The decision by the Department of Labor is a transparent effort by the Biden administration to prop up the UAW apparatus and the administration of UAW President Shawn Fain, who received the votes of just 3 percent of the UAW’s more than one million rank-and-file active and retired members. The White House hopes to grant some appearance of legitimacy to the fraudulent UAW elections. The Democratic Party is particularly anxious to shore up the stability of the UAW apparatus heading into the September 14 contract expirations for 150,000 Ford, GM and Stellantis autoworkers.

The UAW’s so-called direct elections—which the union’s entrenched bureaucracy had opposed—only came about following the emergence of a rampant corruption scandal, which sent roughly a dozen top union officials, including two former presidents, to prison for accepting corporate bribes or embezzling workers’ dues. Despite the attempts to present the UAW as “cleaned up,” a memo from Fain recently cited by the Detroit News indicated that there are “ongoing federal investigations of UAW officials.”

The silence of Fain and the Unite All Workers For Democracy (UAWD) caucus—which is backed by the pseudo-left Democratic Socialists of America—on the evidence of voter suppression explodes their pretensions to be “reforming” the UAW and implementing “democracy” and “transparency.”

In reality, the UAW bureaucracy, the White House, the courts and all the institutions of the capitalist state have nothing but contempt for the democratic rights of workers.

Lehman, a socialist, was the only candidate running for UAW president on a program to abolish the pro-corporate union apparatus, put power in the hands of the rank and file, and unite workers around a common international strategy.

“This is a bogus decision which deprives hundreds of thousands of rank-and-file UAW members of the right to participate in a meaningful union election,” Lehman told the WSWS Thursday. “For politically motivated and illegitimate reasons, the DOL ignored all the evidence that the UAW bureaucracy deliberately worked to suppress turnout and keep workers in the dark about the elections.

“As they did when they banned a strike by rail workers and imposed a contract that workers had been voting against last year, Biden and the Department of Labor have again demonstrated that the state is an instrument of class rule, and that ‘union democracy’ is a fiction.

“But whatever they think, this decision will not end the crisis gripping the UAW apparatus. The state’s ‘blessing’ of the UAW elections will only make them more illegitimate in workers’ eyes.

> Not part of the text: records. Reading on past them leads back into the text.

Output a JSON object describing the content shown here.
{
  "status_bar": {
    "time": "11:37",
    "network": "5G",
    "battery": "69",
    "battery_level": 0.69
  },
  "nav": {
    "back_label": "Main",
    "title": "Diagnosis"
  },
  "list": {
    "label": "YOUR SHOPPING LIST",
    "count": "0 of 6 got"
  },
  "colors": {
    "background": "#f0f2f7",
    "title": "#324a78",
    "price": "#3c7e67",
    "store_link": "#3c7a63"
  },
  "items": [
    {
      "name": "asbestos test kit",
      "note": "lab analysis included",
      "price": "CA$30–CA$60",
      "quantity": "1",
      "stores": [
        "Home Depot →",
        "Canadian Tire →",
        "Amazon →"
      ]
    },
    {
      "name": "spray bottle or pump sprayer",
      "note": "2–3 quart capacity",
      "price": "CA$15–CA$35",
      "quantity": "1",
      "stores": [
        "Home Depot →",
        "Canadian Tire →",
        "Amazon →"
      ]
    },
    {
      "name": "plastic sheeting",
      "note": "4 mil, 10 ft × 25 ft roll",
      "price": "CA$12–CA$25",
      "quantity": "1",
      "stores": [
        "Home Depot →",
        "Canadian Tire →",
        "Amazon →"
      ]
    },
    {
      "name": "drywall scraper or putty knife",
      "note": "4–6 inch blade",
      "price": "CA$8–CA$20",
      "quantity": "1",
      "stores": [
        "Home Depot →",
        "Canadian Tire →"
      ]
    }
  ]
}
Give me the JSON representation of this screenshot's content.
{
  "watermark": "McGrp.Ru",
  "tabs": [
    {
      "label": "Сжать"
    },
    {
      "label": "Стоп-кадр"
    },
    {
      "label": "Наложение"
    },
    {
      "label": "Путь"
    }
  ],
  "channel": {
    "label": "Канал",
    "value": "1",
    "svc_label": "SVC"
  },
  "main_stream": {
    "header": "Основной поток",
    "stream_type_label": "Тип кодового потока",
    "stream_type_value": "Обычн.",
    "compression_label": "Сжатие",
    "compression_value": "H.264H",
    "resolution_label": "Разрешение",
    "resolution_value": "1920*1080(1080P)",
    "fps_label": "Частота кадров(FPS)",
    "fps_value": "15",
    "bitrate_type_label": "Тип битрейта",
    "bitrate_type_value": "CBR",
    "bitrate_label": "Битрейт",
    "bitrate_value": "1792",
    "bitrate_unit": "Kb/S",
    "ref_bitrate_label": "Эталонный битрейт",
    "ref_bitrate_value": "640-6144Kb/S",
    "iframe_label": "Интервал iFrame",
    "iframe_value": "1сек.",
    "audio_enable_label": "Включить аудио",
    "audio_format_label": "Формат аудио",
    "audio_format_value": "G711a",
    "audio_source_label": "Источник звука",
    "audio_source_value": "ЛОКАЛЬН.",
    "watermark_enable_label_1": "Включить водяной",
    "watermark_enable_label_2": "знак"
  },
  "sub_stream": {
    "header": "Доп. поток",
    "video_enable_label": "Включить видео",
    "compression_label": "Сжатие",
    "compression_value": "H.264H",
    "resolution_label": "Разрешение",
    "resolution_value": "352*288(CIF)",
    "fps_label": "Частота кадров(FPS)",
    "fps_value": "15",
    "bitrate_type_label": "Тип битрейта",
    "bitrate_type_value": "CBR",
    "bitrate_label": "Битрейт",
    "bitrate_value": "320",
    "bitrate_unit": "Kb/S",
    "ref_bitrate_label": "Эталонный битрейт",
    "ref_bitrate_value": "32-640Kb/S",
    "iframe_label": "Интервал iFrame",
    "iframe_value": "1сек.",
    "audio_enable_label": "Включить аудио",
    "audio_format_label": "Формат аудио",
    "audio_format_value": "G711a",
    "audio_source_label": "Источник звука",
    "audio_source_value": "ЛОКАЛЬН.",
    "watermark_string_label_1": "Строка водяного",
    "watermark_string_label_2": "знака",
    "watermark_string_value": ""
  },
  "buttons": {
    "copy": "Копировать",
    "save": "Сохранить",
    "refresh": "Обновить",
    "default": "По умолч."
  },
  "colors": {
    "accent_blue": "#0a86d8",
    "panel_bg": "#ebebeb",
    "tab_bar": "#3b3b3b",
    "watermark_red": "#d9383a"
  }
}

“This decision only underscores the need to abolish the apparatus and put power and decision-making in the hands of workers on the shop floor. To my fellow workers: if you want to fight for workers’ power and our common interests, join or form a rank-and-file committee at your plant, get involved with the International Workers Alliance of Rank-and-File Committees, and become a part of this movement.”